Sammy had 10 Batting Runs or 1 WAA. So, there was a a gap of three wins between the two players. (Note that we should actually be adding a fraction of a win for playing second base, but they both get the same fraction so we'll ignore it for simplicity.)
What if we use zero as the baseline rather than average? An average player is worth 68 runs over 600 PA, so Gary was 40 + 68 = 108 runs above zero (also called Runs Created) or 10.8 WA0. Sammy had 78 Runs Created or 7.8 WA0. Again, the the two players were separated by three wins.
Finally, a replacement player is worth 20 runs per 600 PA below an average player, so Gary was 40 + 20 Runs Above Replacement or 6 WAR. Sammy was 30 Runs Above Replacement or 3 WAR. So, one more time there were three wins between the two batters.
Table 1 below clearly shows that there was a very big disparity in the number of wins a each player was credited in WAA, WA0 and WAR, but no difference in the number of wins separating the two players. This is because they had the same number of plate appearances.
Table 1: Two Players: Average in Every Way but Hitting
Measure
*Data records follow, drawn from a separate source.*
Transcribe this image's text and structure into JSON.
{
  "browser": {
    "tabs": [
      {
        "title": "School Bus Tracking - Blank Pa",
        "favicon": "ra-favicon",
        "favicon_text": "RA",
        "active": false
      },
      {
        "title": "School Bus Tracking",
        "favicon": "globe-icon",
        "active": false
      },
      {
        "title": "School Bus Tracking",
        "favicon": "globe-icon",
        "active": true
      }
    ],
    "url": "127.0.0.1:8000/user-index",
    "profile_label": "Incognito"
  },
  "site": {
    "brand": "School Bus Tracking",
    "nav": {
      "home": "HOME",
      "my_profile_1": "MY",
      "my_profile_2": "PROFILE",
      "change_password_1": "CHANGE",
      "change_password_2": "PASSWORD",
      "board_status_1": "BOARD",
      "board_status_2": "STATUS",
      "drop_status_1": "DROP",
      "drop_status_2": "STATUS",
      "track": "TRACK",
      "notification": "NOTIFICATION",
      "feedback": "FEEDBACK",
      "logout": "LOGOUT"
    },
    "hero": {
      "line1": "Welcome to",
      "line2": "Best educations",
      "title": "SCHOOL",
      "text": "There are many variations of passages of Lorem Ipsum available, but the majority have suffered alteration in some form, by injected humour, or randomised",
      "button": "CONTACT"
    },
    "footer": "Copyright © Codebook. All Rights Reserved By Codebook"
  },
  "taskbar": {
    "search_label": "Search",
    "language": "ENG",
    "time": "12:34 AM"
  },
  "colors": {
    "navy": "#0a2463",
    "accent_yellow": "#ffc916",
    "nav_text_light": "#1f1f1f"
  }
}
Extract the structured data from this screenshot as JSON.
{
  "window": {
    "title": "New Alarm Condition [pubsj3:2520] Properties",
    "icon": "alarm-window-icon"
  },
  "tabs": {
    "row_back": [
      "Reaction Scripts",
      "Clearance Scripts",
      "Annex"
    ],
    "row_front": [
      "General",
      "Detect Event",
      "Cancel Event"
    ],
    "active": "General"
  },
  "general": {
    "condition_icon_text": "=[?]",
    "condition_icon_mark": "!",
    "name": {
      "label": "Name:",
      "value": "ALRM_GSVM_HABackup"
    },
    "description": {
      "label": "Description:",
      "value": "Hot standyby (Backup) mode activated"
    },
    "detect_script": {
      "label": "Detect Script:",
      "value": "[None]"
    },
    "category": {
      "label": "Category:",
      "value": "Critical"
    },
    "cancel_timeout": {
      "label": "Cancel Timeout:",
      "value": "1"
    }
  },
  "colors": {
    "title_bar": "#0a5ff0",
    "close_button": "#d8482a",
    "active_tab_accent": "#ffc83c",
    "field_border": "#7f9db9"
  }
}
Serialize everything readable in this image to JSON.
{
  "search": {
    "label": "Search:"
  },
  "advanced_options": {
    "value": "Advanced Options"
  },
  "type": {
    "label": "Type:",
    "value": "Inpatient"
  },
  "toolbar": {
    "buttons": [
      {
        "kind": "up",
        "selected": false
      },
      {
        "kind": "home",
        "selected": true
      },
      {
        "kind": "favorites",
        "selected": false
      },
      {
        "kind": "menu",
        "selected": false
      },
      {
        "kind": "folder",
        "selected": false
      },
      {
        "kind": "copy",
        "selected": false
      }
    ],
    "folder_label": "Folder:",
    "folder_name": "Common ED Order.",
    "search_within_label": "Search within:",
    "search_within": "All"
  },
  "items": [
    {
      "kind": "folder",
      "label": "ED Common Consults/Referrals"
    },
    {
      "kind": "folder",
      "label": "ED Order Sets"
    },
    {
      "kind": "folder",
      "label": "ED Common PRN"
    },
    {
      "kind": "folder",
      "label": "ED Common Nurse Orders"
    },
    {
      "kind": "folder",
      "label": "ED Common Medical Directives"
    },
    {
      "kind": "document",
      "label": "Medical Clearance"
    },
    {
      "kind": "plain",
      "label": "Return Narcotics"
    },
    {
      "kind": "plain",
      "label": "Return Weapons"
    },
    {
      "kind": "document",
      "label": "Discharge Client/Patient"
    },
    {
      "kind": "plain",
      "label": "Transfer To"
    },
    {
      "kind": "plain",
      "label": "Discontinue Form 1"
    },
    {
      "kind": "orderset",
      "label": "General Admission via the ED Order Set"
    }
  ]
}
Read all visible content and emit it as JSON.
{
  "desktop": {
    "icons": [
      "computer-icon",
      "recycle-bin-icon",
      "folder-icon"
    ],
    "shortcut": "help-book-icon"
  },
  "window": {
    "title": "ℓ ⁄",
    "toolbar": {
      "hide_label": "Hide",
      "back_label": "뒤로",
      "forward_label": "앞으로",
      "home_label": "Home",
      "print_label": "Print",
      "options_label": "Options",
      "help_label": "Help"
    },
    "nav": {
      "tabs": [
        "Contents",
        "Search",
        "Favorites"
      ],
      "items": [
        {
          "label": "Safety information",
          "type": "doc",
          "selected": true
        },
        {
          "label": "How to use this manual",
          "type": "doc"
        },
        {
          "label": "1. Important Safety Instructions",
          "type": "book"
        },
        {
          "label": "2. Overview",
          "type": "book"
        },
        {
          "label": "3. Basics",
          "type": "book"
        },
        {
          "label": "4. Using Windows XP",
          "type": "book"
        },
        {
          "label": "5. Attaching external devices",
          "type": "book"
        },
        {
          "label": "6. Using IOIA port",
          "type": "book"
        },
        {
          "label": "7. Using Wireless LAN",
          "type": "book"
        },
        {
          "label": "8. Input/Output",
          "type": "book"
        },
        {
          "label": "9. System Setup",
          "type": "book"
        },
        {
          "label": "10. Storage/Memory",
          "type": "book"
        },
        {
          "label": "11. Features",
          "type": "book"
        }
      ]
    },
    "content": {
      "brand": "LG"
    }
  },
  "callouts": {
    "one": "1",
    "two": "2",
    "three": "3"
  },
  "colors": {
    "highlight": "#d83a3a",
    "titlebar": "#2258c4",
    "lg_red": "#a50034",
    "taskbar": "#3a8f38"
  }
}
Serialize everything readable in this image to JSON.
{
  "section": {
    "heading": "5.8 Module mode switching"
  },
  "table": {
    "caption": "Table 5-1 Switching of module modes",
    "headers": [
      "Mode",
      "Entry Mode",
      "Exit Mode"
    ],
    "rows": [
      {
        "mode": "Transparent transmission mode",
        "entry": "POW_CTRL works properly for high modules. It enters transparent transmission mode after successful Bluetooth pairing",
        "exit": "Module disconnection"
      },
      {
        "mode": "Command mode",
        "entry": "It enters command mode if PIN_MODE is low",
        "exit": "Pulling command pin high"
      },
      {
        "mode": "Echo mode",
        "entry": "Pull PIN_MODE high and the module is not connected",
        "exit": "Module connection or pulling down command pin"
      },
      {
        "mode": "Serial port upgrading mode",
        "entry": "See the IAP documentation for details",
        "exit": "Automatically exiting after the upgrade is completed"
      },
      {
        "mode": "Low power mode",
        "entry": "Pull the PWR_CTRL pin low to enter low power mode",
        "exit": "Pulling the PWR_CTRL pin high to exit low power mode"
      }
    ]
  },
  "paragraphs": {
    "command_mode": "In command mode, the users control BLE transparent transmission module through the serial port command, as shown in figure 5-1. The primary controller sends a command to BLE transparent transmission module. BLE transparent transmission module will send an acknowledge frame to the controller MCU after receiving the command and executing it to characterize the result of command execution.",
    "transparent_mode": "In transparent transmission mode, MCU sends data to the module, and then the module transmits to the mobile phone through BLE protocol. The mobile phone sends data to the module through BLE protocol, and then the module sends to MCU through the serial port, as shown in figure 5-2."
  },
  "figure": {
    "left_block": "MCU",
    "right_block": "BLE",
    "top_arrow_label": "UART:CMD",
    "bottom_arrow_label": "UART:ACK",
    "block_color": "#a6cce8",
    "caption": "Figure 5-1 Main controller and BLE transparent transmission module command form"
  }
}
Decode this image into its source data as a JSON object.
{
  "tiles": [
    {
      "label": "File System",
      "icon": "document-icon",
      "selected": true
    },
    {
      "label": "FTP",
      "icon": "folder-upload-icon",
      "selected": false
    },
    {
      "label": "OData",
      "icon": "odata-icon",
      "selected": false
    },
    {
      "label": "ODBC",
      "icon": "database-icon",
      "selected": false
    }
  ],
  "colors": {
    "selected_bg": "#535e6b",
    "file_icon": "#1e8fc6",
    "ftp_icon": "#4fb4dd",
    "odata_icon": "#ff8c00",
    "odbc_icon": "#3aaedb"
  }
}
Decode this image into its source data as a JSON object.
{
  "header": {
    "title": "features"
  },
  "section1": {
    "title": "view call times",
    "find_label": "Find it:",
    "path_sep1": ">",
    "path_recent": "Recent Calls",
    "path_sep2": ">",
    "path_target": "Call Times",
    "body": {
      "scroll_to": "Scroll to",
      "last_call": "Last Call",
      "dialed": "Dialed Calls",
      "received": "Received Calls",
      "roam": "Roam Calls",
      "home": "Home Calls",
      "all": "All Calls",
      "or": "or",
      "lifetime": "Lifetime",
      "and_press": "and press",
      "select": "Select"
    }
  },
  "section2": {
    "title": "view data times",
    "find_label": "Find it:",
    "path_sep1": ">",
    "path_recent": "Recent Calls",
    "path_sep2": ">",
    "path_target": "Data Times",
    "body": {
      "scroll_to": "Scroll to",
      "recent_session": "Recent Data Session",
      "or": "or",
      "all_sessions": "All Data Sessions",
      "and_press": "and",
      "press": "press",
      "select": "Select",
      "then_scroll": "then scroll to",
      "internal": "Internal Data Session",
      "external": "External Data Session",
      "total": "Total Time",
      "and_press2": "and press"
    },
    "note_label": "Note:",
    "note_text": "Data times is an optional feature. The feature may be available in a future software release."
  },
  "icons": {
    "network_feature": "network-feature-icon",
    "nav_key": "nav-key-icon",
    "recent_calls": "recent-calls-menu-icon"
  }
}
Gary
Great

Sammy
Solid

Difference

Plate Appereances

600

600

0

wOBA

.398

.335

.063

Runs Above Average

40

10

30

Wins Above Average

4

1

3

Runs Above Zero

108

78

30

Wins Above Zero

10.8

7.8

3

Runs Above Replacement

60

30

30

Wins Above Replacement

6

3

3

It's another story when players are far apart in their numbers of PA Suppose Gary had a .398 wOBA in 300 PA while Sammy still had a .335 wOBA in 600 PA. The results are summarized in Table 2 below.
In that case, Gary had 20 Batting Runs compared to 10 for Sammy. That comes out to 2 WAA for Gary and 1 WAA for Sammy. So Gary was one win better by that measure.
Does this make sense? Is a great hitter who missed half the season worth more wins than an above average hitter in a full season?
Let's see what happens if we change the threshold. An average player is worth 34 runs in 300 PA, so Gary was 20 + 34 = 54 Runs Above Zero. Sammy was still 78 Runs Above Zero. In terms of wins, Gary was 5.4 WA0 and Sammy 7.8 WA0. In this case, Sammy was 2.4 Wins better than Gary.
Finally, if replacement is the baseline, Gary was 20 + 10 = 30 Runs Above Replacement or 3 WAR while Sammy was 10 + 20 = 30 Runs Above Replacement or 3 WAR. So, they were considered equal contributors to wins by this metric.
Table 2: Two Players: Average in Every Way but Hitting, Playing Time
Measure

Gary
Great

Sammy
Solid

Difference

Plate Appearances

300

600

300

wOBA

.398

.335

.063

Runs Above Average

20

10

10

Wins Above Average

2

1

1

Runs Above Zero

54

78

24

Wins Above Zero

5.4

7.8

2.4

Runs Above Replacement

30

30

0

Wins Above Replacement

3

3

0

The lesson learned is that the baseline you choose can make a large difference in your evaluation of players. In the first case, Gary was the better player. In the second instance, Sammy was the better player by a substantial margin. In the third situation, they were equals. You don't have to use replacement level if you don't want, but it's important to be aware how much the results vary among baselines.